CompTIA Linux+ (XK0-004)
Red Hat Enterprise Linux
Git and Github
Learn Docker and Kubernates
Tips and Tricks

1. Using Essentials Tools

Seven Basic Commands

  • whoami - showing the name of the current user

  • hostname - showing the name of the host

  • uname -a - information about the kernel, build and platform

  • passwd - manage password

  • touch - create a new file and change the timestamp

  • date - shows the current date and time and you can also set the current date and time.

  • last - all the users that have logged into your system last.

Getting help from man pages

Command summary: shows how to use command

  • Items between [brackets] are optional

  • If you see { a | b }, you must choose one of them

  • And, ... means you may have more of the preceding items

Man pages have sections

  • 1 is for end-user commands

  • 5 is for configuration files

  • 8 is for administrator (root) commands

Many man pages have examples towards the end. Otherwise, they will have related items sometimes.

  • User /searchtext to search for text inside the man page

  • Use q to get out of the man page

  • Press small g to go top in the man page and press capital G to go down.

For example:

whoami command
  • [OPTIONS] - Though optional because it is inside the square brackets, you can replace them by the options such as --help, --version

  • ... shows you can give more than one option at a time(, it didn't work though in this case).

Help Systems Overview

  • man is the primary source

  • command --help provides short usage overview

  • /user/share/doc contains additional help from some commands

  • pinfo shows usage information for some commands

How to find the command

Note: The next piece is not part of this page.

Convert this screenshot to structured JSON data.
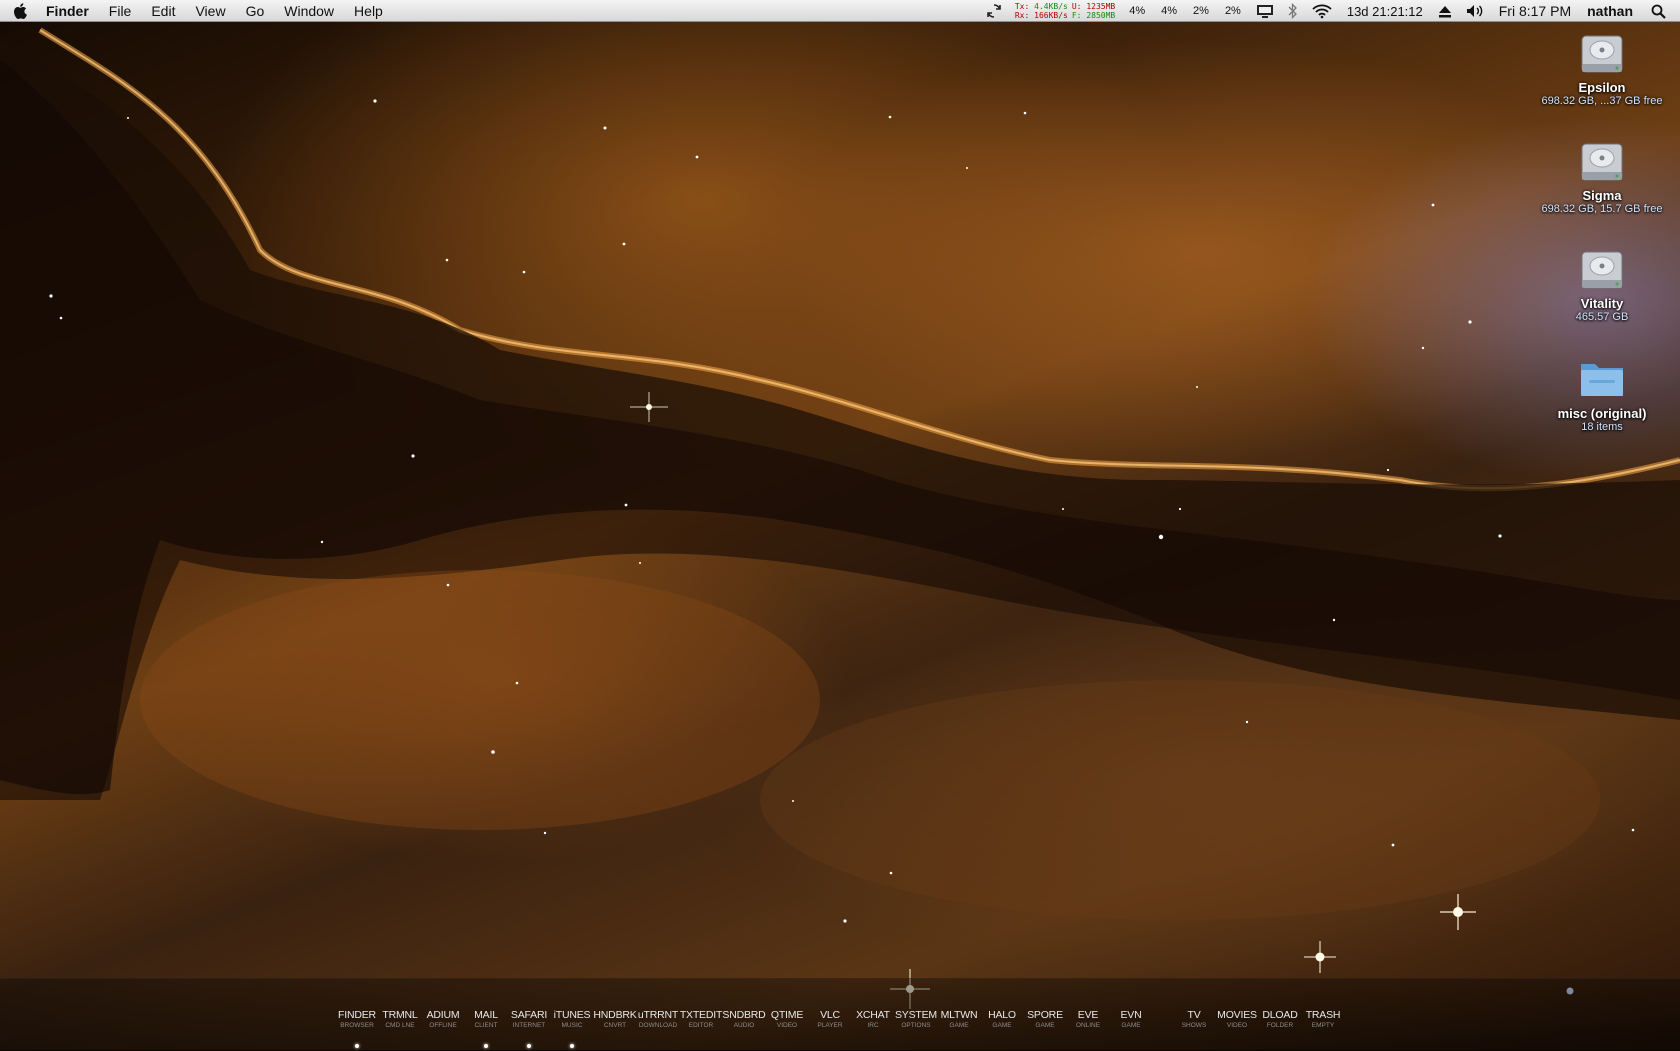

Many a times, you want to do something but you don't know the command you want to use. This method might help drill down the command you want to use. This example shows how you can find the right command if you want to add/create a user:

If you can't find a command that should exist in your system, try sudo mandb.

Globbing (Wildcards)

  • * => for everything

  • ? => for one single character

  • [a-z] => for range

  • Remember, they can be combined together

Examples:

  • ls -d a* => all directories with the name a.

  • ls *a => all files that ends with a.

  • ls -d a?s* => directories that starts with a, then any single character, then s and then any number of any characters

  • ls -d [a-z]? => directories whose first character would be between a and z and the second character would be anything.

Find Command

Archiving Files with Tar

  • Tar is Tape ARchiver and was created a long time ago.

  • Basic use is to compress, extract, or list

    • tar -cvf my_archive.tar /home

      • Creates tar archive of home directory.

    • tar -xvf my_archive

      • Notice this extracts to the current directory

      • Use -C to switch the output path

    • tar -tvf my_archive.tar will show the contents of an archive without extracting it.

  • Add compression using -z (gzip) or -j (bzip)

Example 0: Checking File type

  • file utility helps us identify the file type without touching it.

  • Linux doesn't have a special usage of a file extension but it does

Example 1: Archiving Files:

  • In the first example, archiving files in the current working directory.

  • In the second example, looking into the tar archive without extracting it.

Example 2: Extracting files in a different directory:

Example 3: Compressing files with -z (gzip tool)

tar -czvf the_file_name.tgz archive.tar

Understanding Compression Utilities

  • gzip -(z) is the most common compression utility

  • bzip2 (-j) is an alternative utility

  • zip can be used as well, and has a Windows-compatible syntax.

  • Some other compression utilities exit as well. (xz)